** Information supplied **
+ + + + +
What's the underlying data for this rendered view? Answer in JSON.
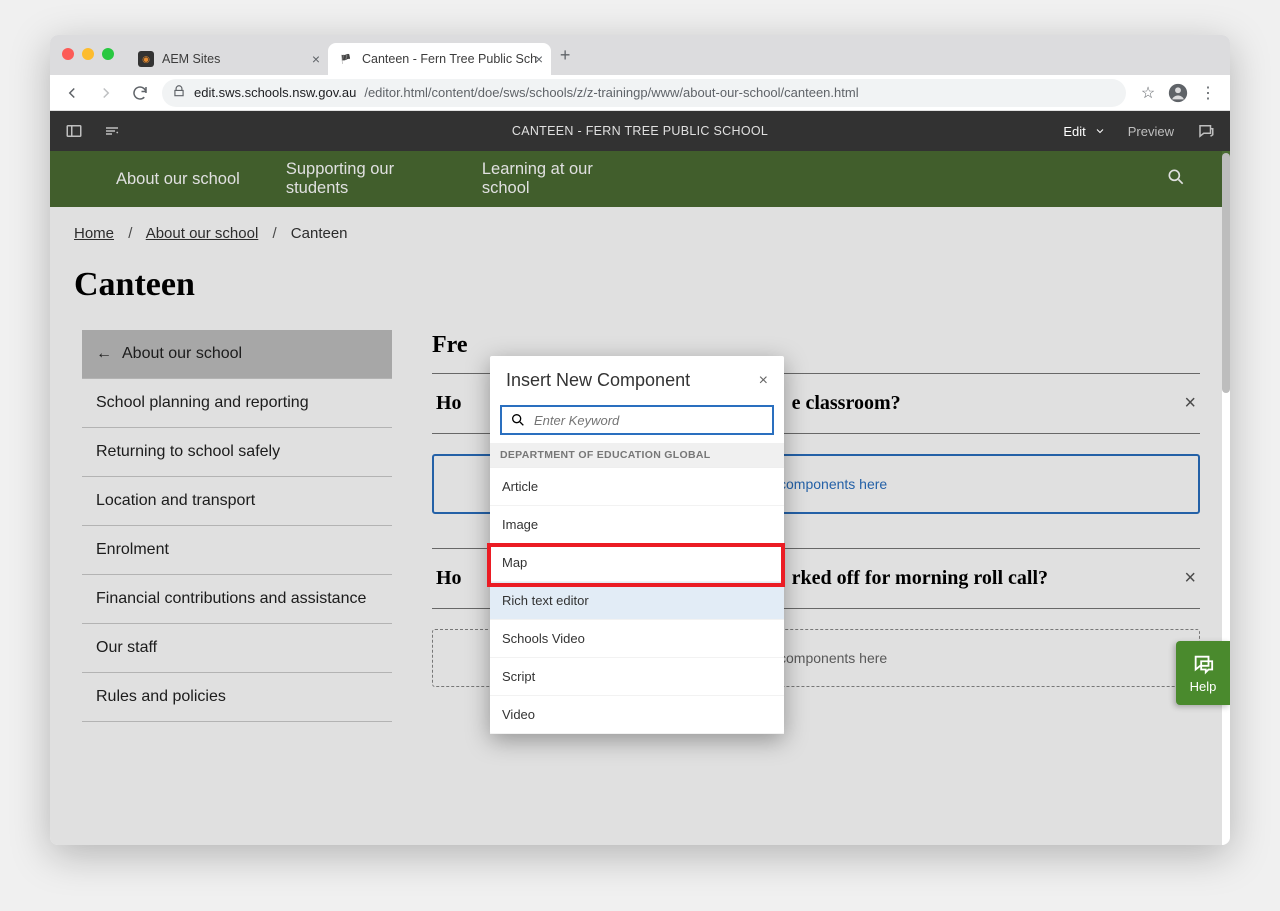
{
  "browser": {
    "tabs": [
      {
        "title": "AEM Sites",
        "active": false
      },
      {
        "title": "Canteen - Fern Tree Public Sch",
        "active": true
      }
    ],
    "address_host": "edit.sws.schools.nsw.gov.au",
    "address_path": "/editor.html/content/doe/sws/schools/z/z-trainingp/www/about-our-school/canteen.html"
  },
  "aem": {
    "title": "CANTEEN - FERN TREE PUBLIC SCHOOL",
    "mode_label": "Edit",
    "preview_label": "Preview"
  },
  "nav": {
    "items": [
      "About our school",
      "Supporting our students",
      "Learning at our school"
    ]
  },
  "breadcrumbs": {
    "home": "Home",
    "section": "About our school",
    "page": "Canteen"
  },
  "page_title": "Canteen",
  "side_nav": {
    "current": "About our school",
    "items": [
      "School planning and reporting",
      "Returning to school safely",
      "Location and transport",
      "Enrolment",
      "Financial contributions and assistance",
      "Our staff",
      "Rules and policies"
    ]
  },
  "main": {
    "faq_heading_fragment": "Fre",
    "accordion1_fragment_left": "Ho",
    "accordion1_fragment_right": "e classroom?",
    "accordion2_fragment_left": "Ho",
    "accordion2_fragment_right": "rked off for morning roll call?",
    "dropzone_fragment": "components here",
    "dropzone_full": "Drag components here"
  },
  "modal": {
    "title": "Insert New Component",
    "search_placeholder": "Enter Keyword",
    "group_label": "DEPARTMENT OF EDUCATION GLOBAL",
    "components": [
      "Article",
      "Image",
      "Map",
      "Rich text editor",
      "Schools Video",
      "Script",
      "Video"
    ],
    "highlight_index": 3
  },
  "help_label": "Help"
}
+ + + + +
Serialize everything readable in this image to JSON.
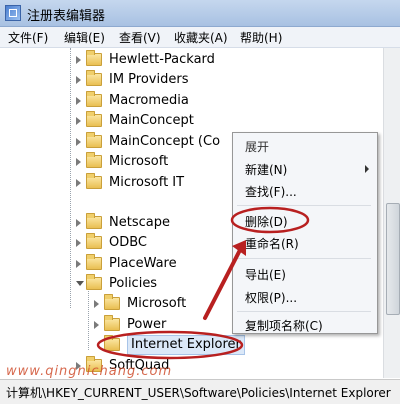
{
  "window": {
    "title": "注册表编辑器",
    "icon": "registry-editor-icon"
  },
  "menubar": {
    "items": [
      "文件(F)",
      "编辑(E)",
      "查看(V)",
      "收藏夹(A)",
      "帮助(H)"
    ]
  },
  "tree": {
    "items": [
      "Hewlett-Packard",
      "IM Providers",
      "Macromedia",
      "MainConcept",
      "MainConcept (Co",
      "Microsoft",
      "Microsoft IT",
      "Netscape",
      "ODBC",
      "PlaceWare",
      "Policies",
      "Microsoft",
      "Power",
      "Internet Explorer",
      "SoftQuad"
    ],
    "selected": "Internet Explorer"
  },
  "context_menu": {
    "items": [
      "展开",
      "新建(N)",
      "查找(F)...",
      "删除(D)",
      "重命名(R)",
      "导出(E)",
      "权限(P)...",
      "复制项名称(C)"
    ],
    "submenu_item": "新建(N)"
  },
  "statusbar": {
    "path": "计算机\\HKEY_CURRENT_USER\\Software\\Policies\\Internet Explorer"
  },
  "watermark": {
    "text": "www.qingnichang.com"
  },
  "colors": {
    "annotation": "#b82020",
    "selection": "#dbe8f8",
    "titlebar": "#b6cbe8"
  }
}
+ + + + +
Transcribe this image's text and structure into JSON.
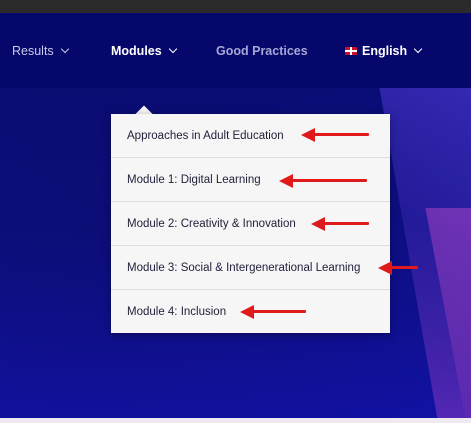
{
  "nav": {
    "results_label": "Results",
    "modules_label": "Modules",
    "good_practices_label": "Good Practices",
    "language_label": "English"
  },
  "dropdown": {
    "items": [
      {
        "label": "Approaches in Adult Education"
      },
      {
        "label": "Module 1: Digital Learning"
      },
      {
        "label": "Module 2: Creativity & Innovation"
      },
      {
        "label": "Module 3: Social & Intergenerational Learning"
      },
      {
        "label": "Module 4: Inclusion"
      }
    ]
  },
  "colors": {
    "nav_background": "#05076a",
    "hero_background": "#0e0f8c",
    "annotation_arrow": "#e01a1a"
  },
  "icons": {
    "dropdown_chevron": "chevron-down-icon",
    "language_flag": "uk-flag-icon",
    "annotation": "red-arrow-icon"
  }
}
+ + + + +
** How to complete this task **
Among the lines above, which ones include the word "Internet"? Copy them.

** Output for this task **
      "Internet Explorer",
    "selected": "Internet Explorer"
    "path": "计算机\\HKEY_CURRENT_USER\\Software\\Policies\\Internet Explorer"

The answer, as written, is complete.